◆ Items from an interface collection
········

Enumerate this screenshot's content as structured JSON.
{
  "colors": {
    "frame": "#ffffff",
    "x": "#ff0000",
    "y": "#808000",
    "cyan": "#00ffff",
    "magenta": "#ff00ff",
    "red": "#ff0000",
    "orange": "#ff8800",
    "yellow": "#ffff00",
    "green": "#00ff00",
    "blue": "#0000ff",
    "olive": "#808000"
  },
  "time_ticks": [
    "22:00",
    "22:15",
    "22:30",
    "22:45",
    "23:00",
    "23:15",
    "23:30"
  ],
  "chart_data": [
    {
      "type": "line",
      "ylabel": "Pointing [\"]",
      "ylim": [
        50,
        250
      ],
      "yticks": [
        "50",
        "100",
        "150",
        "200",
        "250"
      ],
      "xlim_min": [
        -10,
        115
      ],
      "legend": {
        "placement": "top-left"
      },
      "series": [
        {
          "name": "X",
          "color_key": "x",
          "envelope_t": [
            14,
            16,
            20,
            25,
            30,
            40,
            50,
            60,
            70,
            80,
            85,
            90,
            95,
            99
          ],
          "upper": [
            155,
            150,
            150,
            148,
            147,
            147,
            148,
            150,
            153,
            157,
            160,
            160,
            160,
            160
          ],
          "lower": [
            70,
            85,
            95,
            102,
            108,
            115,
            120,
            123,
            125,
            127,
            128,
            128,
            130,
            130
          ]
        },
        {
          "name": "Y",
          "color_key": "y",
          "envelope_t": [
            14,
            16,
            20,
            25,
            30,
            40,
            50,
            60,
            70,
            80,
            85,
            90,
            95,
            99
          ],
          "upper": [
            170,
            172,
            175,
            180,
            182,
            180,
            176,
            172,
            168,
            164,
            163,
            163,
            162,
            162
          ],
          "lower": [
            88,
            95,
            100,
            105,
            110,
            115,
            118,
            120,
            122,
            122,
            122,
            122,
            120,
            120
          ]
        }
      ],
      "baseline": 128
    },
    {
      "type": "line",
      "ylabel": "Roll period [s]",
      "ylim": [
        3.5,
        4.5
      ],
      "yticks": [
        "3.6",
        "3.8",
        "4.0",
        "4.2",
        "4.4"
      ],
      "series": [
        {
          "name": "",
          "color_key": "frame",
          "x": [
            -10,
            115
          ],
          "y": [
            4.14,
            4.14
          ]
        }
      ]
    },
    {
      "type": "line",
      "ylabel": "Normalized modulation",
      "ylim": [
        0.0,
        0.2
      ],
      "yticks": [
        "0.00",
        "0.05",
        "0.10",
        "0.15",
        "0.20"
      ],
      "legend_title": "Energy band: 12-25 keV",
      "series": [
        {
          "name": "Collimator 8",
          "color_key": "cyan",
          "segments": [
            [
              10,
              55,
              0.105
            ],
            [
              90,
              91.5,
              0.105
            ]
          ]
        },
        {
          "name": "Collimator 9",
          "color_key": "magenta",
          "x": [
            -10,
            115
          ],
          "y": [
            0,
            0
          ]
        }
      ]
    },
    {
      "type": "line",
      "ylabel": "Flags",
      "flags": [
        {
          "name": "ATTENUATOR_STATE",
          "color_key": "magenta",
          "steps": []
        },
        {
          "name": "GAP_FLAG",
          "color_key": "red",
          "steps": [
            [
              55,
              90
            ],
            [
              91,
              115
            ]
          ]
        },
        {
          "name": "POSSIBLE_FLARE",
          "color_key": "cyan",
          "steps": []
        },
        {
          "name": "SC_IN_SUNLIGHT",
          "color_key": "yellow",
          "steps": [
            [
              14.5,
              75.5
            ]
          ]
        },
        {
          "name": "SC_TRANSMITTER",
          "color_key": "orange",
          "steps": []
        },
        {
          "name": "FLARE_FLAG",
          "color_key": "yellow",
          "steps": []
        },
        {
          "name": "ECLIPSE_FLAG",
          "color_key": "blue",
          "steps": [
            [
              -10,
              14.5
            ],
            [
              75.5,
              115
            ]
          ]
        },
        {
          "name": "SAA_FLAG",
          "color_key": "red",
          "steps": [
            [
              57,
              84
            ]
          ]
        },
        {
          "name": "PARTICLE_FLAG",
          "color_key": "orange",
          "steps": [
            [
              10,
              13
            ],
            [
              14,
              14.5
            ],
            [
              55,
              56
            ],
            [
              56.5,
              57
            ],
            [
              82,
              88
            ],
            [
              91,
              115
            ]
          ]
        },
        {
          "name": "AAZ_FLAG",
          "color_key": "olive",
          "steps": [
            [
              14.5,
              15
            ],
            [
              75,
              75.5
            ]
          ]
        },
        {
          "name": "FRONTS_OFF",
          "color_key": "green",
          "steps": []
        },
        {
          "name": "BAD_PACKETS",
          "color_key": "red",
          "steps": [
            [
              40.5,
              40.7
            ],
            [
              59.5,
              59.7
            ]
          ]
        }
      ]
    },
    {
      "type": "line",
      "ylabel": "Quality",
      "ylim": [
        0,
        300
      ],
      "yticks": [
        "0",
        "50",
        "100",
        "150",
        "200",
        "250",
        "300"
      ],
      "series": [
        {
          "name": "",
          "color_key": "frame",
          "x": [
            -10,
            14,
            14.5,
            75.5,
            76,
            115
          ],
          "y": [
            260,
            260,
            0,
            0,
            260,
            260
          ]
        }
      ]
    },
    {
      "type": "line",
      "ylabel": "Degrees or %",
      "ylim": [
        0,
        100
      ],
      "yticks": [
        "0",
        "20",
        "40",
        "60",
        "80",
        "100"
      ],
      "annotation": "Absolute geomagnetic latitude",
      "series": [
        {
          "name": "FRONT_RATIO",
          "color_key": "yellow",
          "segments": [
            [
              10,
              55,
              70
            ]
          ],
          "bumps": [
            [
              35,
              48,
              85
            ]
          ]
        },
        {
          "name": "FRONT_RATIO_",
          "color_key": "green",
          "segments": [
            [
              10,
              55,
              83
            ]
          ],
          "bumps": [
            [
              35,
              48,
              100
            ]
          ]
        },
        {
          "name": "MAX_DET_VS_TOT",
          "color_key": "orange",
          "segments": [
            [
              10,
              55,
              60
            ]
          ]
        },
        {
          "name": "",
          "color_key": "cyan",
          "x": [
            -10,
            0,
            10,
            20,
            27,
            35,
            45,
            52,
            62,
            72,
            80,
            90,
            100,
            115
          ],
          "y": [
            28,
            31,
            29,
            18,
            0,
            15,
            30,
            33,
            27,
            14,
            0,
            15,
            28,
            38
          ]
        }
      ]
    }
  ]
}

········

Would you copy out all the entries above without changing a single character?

◆ Result below
Enumerate this screenshot's content as structured JSON.
{
  "colors": {
    "frame": "#ffffff",
    "x": "#ff0000",
    "y": "#808000",
    "cyan": "#00ffff",
    "magenta": "#ff00ff",
    "red": "#ff0000",
    "orange": "#ff8800",
    "yellow": "#ffff00",
    "green": "#00ff00",
    "blue": "#0000ff",
    "olive": "#808000"
  },
  "time_ticks": [
    "22:00",
    "22:15",
    "22:30",
    "22:45",
    "23:00",
    "23:15",
    "23:30"
  ],
  "chart_data": [
    {
      "type": "line",
      "ylabel": "Pointing [\"]",
      "ylim": [
        50,
        250
      ],
      "yticks": [
        "50",
        "100",
        "150",
        "200",
        "250"
      ],
      "xlim_min": [
        -10,
        115
      ],
      "legend": {
        "placement": "top-left"
      },
      "series": [
        {
          "name": "X",
          "color_key": "x",
          "envelope_t": [
            14,
            16,
            20,
            25,
            30,
            40,
            50,
            60,
            70,
            80,
            85,
            90,
            95,
            99
          ],
          "upper": [
            155,
            150,
            150,
            148,
            147,
            147,
            148,
            150,
            153,
            157,
            160,
            160,
            160,
            160
          ],
          "lower": [
            70,
            85,
            95,
            102,
            108,
            115,
            120,
            123,
            125,
            127,
            128,
            128,
            130,
            130
          ]
        },
        {
          "name": "Y",
          "color_key": "y",
          "envelope_t": [
            14,
            16,
            20,
            25,
            30,
            40,
            50,
            60,
            70,
            80,
            85,
            90,
            95,
            99
          ],
          "upper": [
            170,
            172,
            175,
            180,
            182,
            180,
            176,
            172,
            168,
            164,
            163,
            163,
            162,
            162
          ],
          "lower": [
            88,
            95,
            100,
            105,
            110,
            115,
            118,
            120,
            122,
            122,
            122,
            122,
            120,
            120
          ]
        }
      ],
      "baseline": 128
    },
    {
      "type": "line",
      "ylabel": "Roll period [s]",
      "ylim": [
        3.5,
        4.5
      ],
      "yticks": [
        "3.6",
        "3.8",
        "4.0",
        "4.2",
        "4.4"
      ],
      "series": [
        {
          "name": "",
          "color_key": "frame",
          "x": [
            -10,
            115
          ],
          "y": [
            4.14,
            4.14
          ]
        }
      ]
    },
    {
      "type": "line",
      "ylabel": "Normalized modulation",
      "ylim": [
        0.0,
        0.2
      ],
      "yticks": [
        "0.00",
        "0.05",
        "0.10",
        "0.15",
        "0.20"
      ],
      "legend_title": "Energy band: 12-25 keV",
      "series": [
        {
          "name": "Collimator 8",
          "color_key": "cyan",
          "segments": [
            [
              10,
              55,
              0.105
            ],
            [
              90,
              91.5,
              0.105
            ]
          ]
        },
        {
          "name": "Collimator 9",
          "color_key": "magenta",
          "x": [
            -10,
            115
          ],
          "y": [
            0,
            0
          ]
        }
      ]
    },
    {
      "type": "line",
      "ylabel": "Flags",
      "flags": [
        {
          "name": "ATTENUATOR_STATE",
          "color_key": "magenta",
          "steps": []
        },
        {
          "name": "GAP_FLAG",
          "color_key": "red",
          "steps": [
            [
              55,
              90
            ],
            [
              91,
              115
            ]
          ]
        },
        {
          "name": "POSSIBLE_FLARE",
          "color_key": "cyan",
          "steps": []
        },
        {
          "name": "SC_IN_SUNLIGHT",
          "color_key": "yellow",
          "steps": [
            [
              14.5,
              75.5
            ]
          ]
        },
        {
          "name": "SC_TRANSMITTER",
          "color_key": "orange",
          "steps": []
        },
        {
          "name": "FLARE_FLAG",
          "color_key": "yellow",
          "steps": []
        },
        {
          "name": "ECLIPSE_FLAG",
          "color_key": "blue",
          "steps": [
            [
              -10,
              14.5
            ],
            [
              75.5,
              115
            ]
          ]
        },
        {
          "name": "SAA_FLAG",
          "color_key": "red",
          "steps": [
            [
              57,
              84
            ]
          ]
        },
        {
          "name": "PARTICLE_FLAG",
          "color_key": "orange",
          "steps": [
            [
              10,
              13
            ],
            [
              14,
              14.5
            ],
            [
              55,
              56
            ],
            [
              56.5,
              57
            ],
            [
              82,
              88
            ],
            [
              91,
              115
            ]
          ]
        },
        {
          "name": "AAZ_FLAG",
          "color_key": "olive",
          "steps": [
            [
              14.5,
              15
            ],
            [
              75,
              75.5
            ]
          ]
        },
        {
          "name": "FRONTS_OFF",
          "color_key": "green",
          "steps": []
        },
        {
          "name": "BAD_PACKETS",
          "color_key": "red",
          "steps": [
            [
              40.5,
              40.7
            ],
            [
              59.5,
              59.7
            ]
          ]
        }
      ]
    },
    {
      "type": "line",
      "ylabel": "Quality",
      "ylim": [
        0,
        300
      ],
      "yticks": [
        "0",
        "50",
        "100",
        "150",
        "200",
        "250",
        "300"
      ],
      "series": [
        {
          "name": "",
          "color_key": "frame",
          "x": [
            -10,
            14,
            14.5,
            75.5,
            76,
            115
          ],
          "y": [
            260,
            260,
            0,
            0,
            260,
            260
          ]
        }
      ]
    },
    {
      "type": "line",
      "ylabel": "Degrees or %",
      "ylim": [
        0,
        100
      ],
      "yticks": [
        "0",
        "20",
        "40",
        "60",
        "80",
        "100"
      ],
      "annotation": "Absolute geomagnetic latitude",
      "series": [
        {
          "name": "FRONT_RATIO",
          "color_key": "yellow",
          "segments": [
            [
              10,
              55,
              70
            ]
          ],
          "bumps": [
            [
              35,
              48,
              85
            ]
          ]
        },
        {
          "name": "FRONT_RATIO_",
          "color_key": "green",
          "segments": [
            [
              10,
              55,
              83
            ]
          ],
          "bumps": [
            [
              35,
              48,
              100
            ]
          ]
        },
        {
          "name": "MAX_DET_VS_TOT",
          "color_key": "orange",
          "segments": [
            [
              10,
              55,
              60
            ]
          ]
        },
        {
          "name": "",
          "color_key": "cyan",
          "x": [
            -10,
            0,
            10,
            20,
            27,
            35,
            45,
            52,
            62,
            72,
            80,
            90,
            100,
            115
          ],
          "y": [
            28,
            31,
            29,
            18,
            0,
            15,
            30,
            33,
            27,
            14,
            0,
            15,
            28,
            38
          ]
        }
      ]
    }
  ]
}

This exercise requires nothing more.